### Requirement
The whole listing below should be retyped exactly, without any images.

### Task material

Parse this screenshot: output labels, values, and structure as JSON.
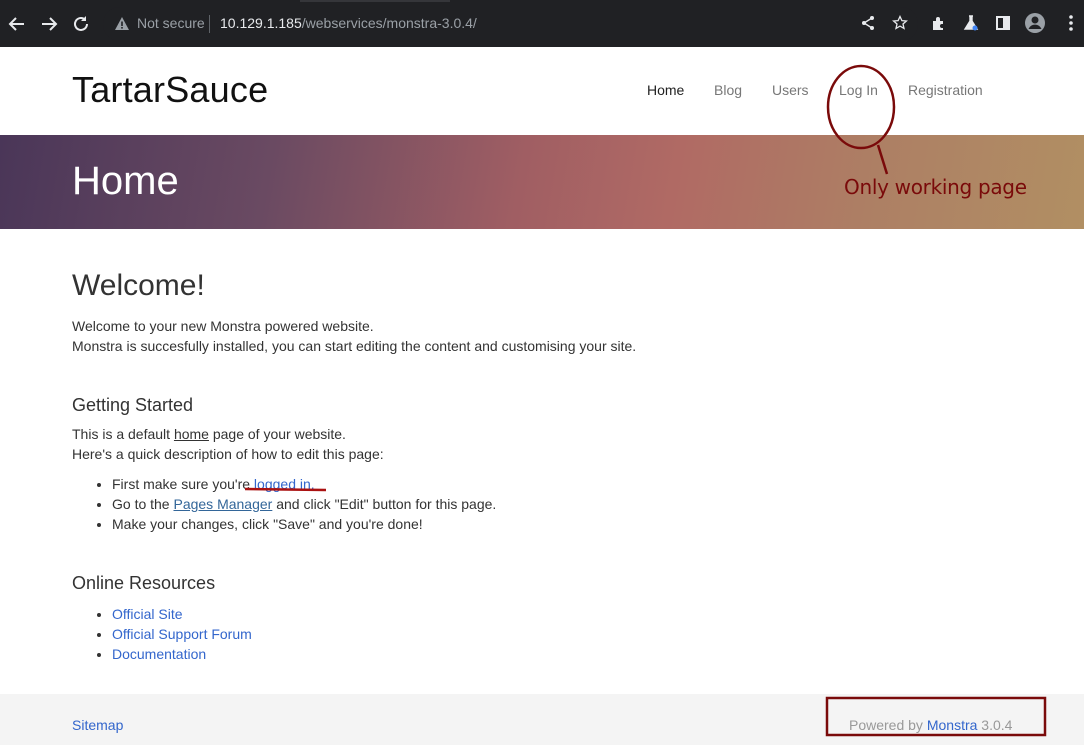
{
  "browser": {
    "security_label": "Not secure",
    "url_host": "10.129.1.185",
    "url_path": "/webservices/monstra-3.0.4/"
  },
  "site": {
    "brand": "TartarSauce",
    "nav": [
      {
        "label": "Home",
        "active": true
      },
      {
        "label": "Blog",
        "active": false
      },
      {
        "label": "Users",
        "active": false
      },
      {
        "label": "Log In",
        "active": false
      },
      {
        "label": "Registration",
        "active": false
      }
    ]
  },
  "hero": {
    "title": "Home"
  },
  "annotation": {
    "note": "Only working page",
    "color": "#7a0a0a"
  },
  "content": {
    "welcome_heading": "Welcome!",
    "welcome_line1": "Welcome to your new Monstra powered website.",
    "welcome_line2": "Monstra is succesfully installed, you can start editing the content and customising your site.",
    "getting_started_heading": "Getting Started",
    "gs_line1_pre": "This is a default ",
    "gs_line1_link": "home",
    "gs_line1_post": " page of your website.",
    "gs_line2": "Here's a quick description of how to edit this page:",
    "step1_pre": "First make sure you're",
    "step1_link": " logged in.",
    "step2_pre": "Go to the ",
    "step2_link": "Pages Manager",
    "step2_post": " and click \"Edit\" button for this page.",
    "step3": "Make your changes, click \"Save\" and you're done!",
    "resources_heading": "Online Resources",
    "resources": [
      "Official Site",
      "Official Support Forum",
      "Documentation"
    ]
  },
  "footer": {
    "sitemap": "Sitemap",
    "powered_pre": "Powered by ",
    "powered_link": "Monstra",
    "powered_version": " 3.0.4"
  },
  "colors": {
    "link": "#3366cc",
    "chrome_bg": "#202124",
    "annotation": "#7a0a0a"
  }
}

### Exercise solution
Parse this screenshot: output labels, values, and structure as JSON.
{
  "browser": {
    "security_label": "Not secure",
    "url_host": "10.129.1.185",
    "url_path": "/webservices/monstra-3.0.4/"
  },
  "site": {
    "brand": "TartarSauce",
    "nav": [
      {
        "label": "Home",
        "active": true
      },
      {
        "label": "Blog",
        "active": false
      },
      {
        "label": "Users",
        "active": false
      },
      {
        "label": "Log In",
        "active": false
      },
      {
        "label": "Registration",
        "active": false
      }
    ]
  },
  "hero": {
    "title": "Home"
  },
  "annotation": {
    "note": "Only working page",
    "color": "#7a0a0a"
  },
  "content": {
    "welcome_heading": "Welcome!",
    "welcome_line1": "Welcome to your new Monstra powered website.",
    "welcome_line2": "Monstra is succesfully installed, you can start editing the content and customising your site.",
    "getting_started_heading": "Getting Started",
    "gs_line1_pre": "This is a default ",
    "gs_line1_link": "home",
    "gs_line1_post": " page of your website.",
    "gs_line2": "Here's a quick description of how to edit this page:",
    "step1_pre": "First make sure you're",
    "step1_link": " logged in.",
    "step2_pre": "Go to the ",
    "step2_link": "Pages Manager",
    "step2_post": " and click \"Edit\" button for this page.",
    "step3": "Make your changes, click \"Save\" and you're done!",
    "resources_heading": "Online Resources",
    "resources": [
      "Official Site",
      "Official Support Forum",
      "Documentation"
    ]
  },
  "footer": {
    "sitemap": "Sitemap",
    "powered_pre": "Powered by ",
    "powered_link": "Monstra",
    "powered_version": " 3.0.4"
  },
  "colors": {
    "link": "#3366cc",
    "chrome_bg": "#202124",
    "annotation": "#7a0a0a"
  }
}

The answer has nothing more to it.